Mike DeGeurin, Lea Fastow’s attorney, said he and his client had not decided whether to accept the plea agreement as modified by the judge, which would send her to prison for five months. They were to meet at 2 p.m. CST (3 p.m. EST) on Thursday to discuss the plea agreement.
At issue is the judge’s demand for a two-month pre-sentencing investigation before Lea Fastow can begin her sentence for tax evasion. That demand was the main hurdle throughout the discussions about the agreement.
The Fastows, with two small children, would like to have at least one parent raise their children should they both have to go to prison.
“If Andy, her husband, has to go to jail, we don’t want the children to be without parents,” DeGeurin told reporters outside the courthouse.
The Fastows are considered key players in the two-year-old government probe of the bankrupt energy trading company because of their familiarity with the complex financial transactions that ultimately led to the company’s downfall.
The proposed deal would lead to “a global resolution of two cases that are important to government,” Leslie Caldwell, head of the Justice Department’s Enron task force, told the court earlier on Thursday.
“The defendant can plead as early as this afternoon,” said U.S. District Court Judge David Hittner, who added he reserved the right to alter the proposed prison term.
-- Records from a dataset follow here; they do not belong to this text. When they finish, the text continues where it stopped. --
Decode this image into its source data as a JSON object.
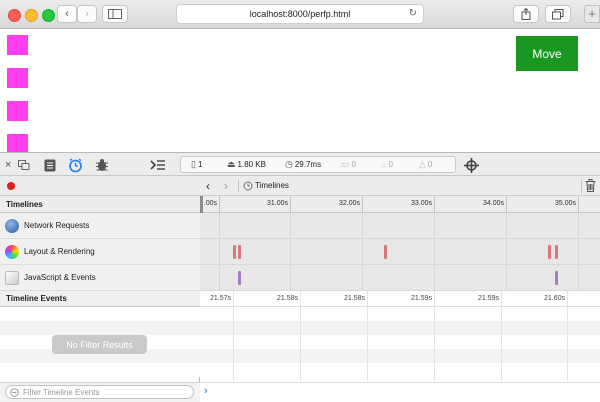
{
  "browser": {
    "url": "localhost:8000/perfp.html",
    "back_icon": "chevron-left-icon",
    "forward_icon": "chevron-right-icon",
    "new_tab_label": "+"
  },
  "page": {
    "move_button": "Move",
    "square_color": "#ff3df0",
    "button_color": "#1a9721"
  },
  "inspector": {
    "stats": {
      "resources": "1",
      "size": "1.80 KB",
      "time": "29.7ms",
      "messages": "0",
      "errors": "0",
      "warnings": "0"
    },
    "navbar": {
      "title": "Timelines"
    },
    "timelines_header": "Timelines",
    "timelines": [
      {
        "label": "Network Requests"
      },
      {
        "label": "Layout & Rendering"
      },
      {
        "label": "JavaScript & Events"
      }
    ],
    "ruler_ticks": [
      ".00s",
      "31.00s",
      "32.00s",
      "33.00s",
      "34.00s",
      "35.00s"
    ],
    "events_header": "Timeline Events",
    "event_ticks": [
      "21.57s",
      "21.58s",
      "21.58s",
      "21.59s",
      "21.59s",
      "21.60s"
    ],
    "no_filter_results": "No Filter Results",
    "filter_placeholder": "Filter Timeline Events",
    "console_prompt": "›",
    "colors": {
      "layout_mark": "#d9777a",
      "script_mark": "#a67bc8",
      "record": "#e0201b"
    }
  }
}
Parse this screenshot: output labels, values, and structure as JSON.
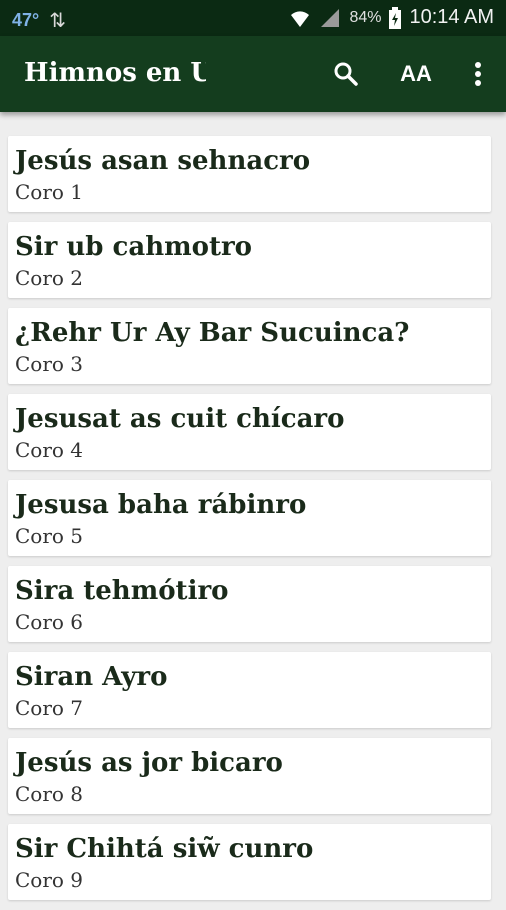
{
  "status": {
    "temperature": "47°",
    "battery": "84%",
    "time": "10:14 AM"
  },
  "appbar": {
    "title": "Himnos en Uw",
    "text_size_label": "AA"
  },
  "hymns": [
    {
      "title": "Jesús asan sehnacro",
      "coro": "Coro 1"
    },
    {
      "title": "Sir ub cahmotro",
      "coro": "Coro 2"
    },
    {
      "title": "¿Rehr Ur Ay Bar Sucuinca?",
      "coro": "Coro 3"
    },
    {
      "title": "Jesusat as cuit chícaro",
      "coro": "Coro 4"
    },
    {
      "title": "Jesusa baha rábinro",
      "coro": "Coro 5"
    },
    {
      "title": "Sira tehmótiro",
      "coro": "Coro 6"
    },
    {
      "title": "Siran Ayro",
      "coro": "Coro 7"
    },
    {
      "title": "Jesús as jor bicaro",
      "coro": "Coro 8"
    },
    {
      "title": "Sir Chihtá siw̃ cunro",
      "coro": "Coro 9"
    }
  ]
}
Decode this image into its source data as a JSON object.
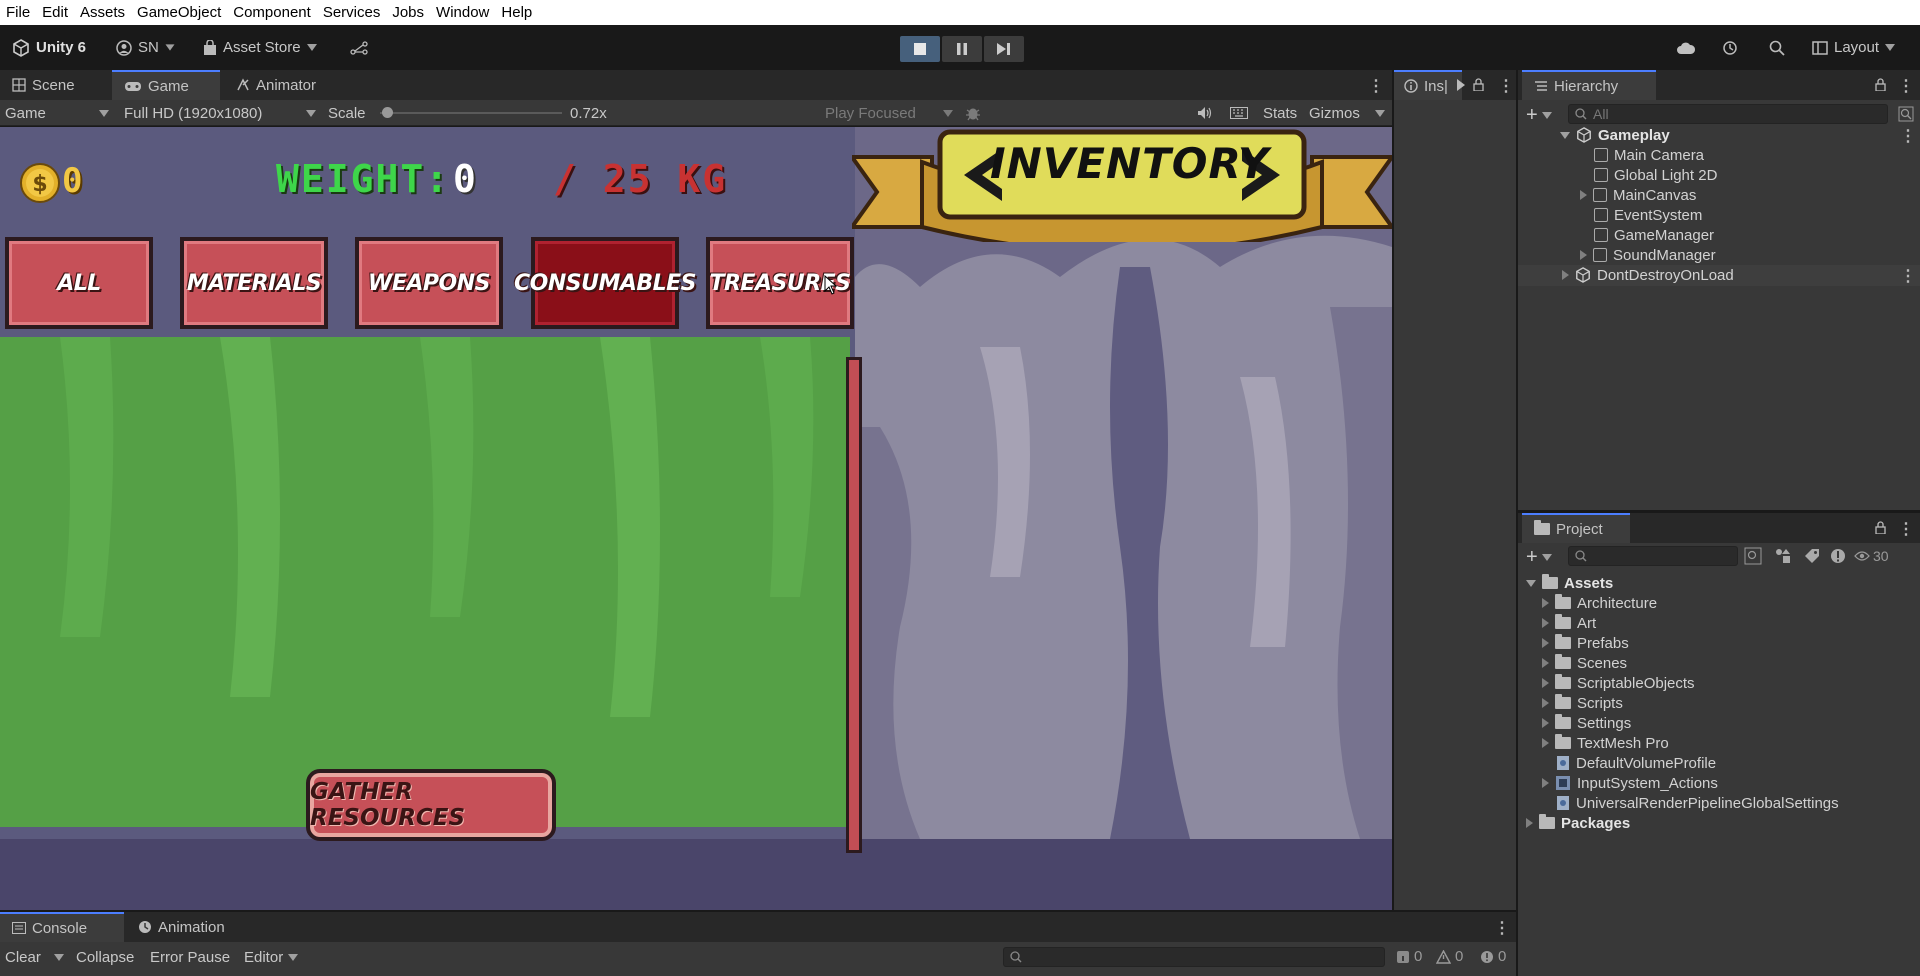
{
  "menubar": {
    "items": [
      "File",
      "Edit",
      "Assets",
      "GameObject",
      "Component",
      "Services",
      "Jobs",
      "Window",
      "Help"
    ]
  },
  "toolbar": {
    "unity_label": "Unity 6",
    "account_label": "SN",
    "asset_store_label": "Asset Store",
    "layout_label": "Layout"
  },
  "scene_tabs": {
    "scene": "Scene",
    "game": "Game",
    "animator": "Animator"
  },
  "inspector_tab": {
    "label": "Ins|"
  },
  "game_bar": {
    "display": "Game",
    "resolution": "Full HD (1920x1080)",
    "scale_label": "Scale",
    "scale_value": "0.72x",
    "play_focused": "Play Focused",
    "stats": "Stats",
    "gizmos": "Gizmos",
    "scale_fraction": 0.04
  },
  "game_ui": {
    "coins": "0",
    "weight_label": "WEIGHT:",
    "weight_value": "0",
    "weight_max": "/ 25 KG",
    "inventory_title": "INVENTORY",
    "categories": [
      "ALL",
      "MATERIALS",
      "WEAPONS",
      "CONSUMABLES",
      "TREASURES"
    ],
    "selected_category": "CONSUMABLES",
    "gather_button": "GATHER RESOURCES"
  },
  "hierarchy": {
    "title": "Hierarchy",
    "search_placeholder": "All",
    "scene_name": "Gameplay",
    "items": [
      "Main Camera",
      "Global Light 2D",
      "MainCanvas",
      "EventSystem",
      "GameManager",
      "SoundManager"
    ],
    "dont_destroy": "DontDestroyOnLoad"
  },
  "project": {
    "title": "Project",
    "hidden_count": "30",
    "root": "Assets",
    "folders": [
      "Architecture",
      "Art",
      "Prefabs",
      "Scenes",
      "ScriptableObjects",
      "Scripts",
      "Settings",
      "TextMesh Pro"
    ],
    "files": [
      "DefaultVolumeProfile",
      "InputSystem_Actions",
      "UniversalRenderPipelineGlobalSettings"
    ],
    "packages": "Packages"
  },
  "console": {
    "tab_console": "Console",
    "tab_animation": "Animation",
    "clear": "Clear",
    "collapse": "Collapse",
    "error_pause": "Error Pause",
    "editor": "Editor",
    "log_count": "0",
    "warn_count": "0",
    "error_count": "0"
  },
  "colors": {
    "accent": "#4c7eff",
    "play_active": "#46607c",
    "weight_green": "#3ed64a",
    "weight_red": "#c83232",
    "button_red": "#c65058",
    "button_selected": "#8a0f18"
  }
}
The agreement is also linked to possible charges against former Chief Accounting Officer Richard Causey, sources close to the case said.
Andrew Fastow has been negotiating a plea bargain to cooperate with authorities, pay more than $20 million to settle civil charges and go to prison for as long as 10 years, the sources said.
His cooperation was expected to lead to charges against Causey in connection with the financial chicanery behind Enron’s 2001 collapse, the sources said. Continued … 1| 2 Next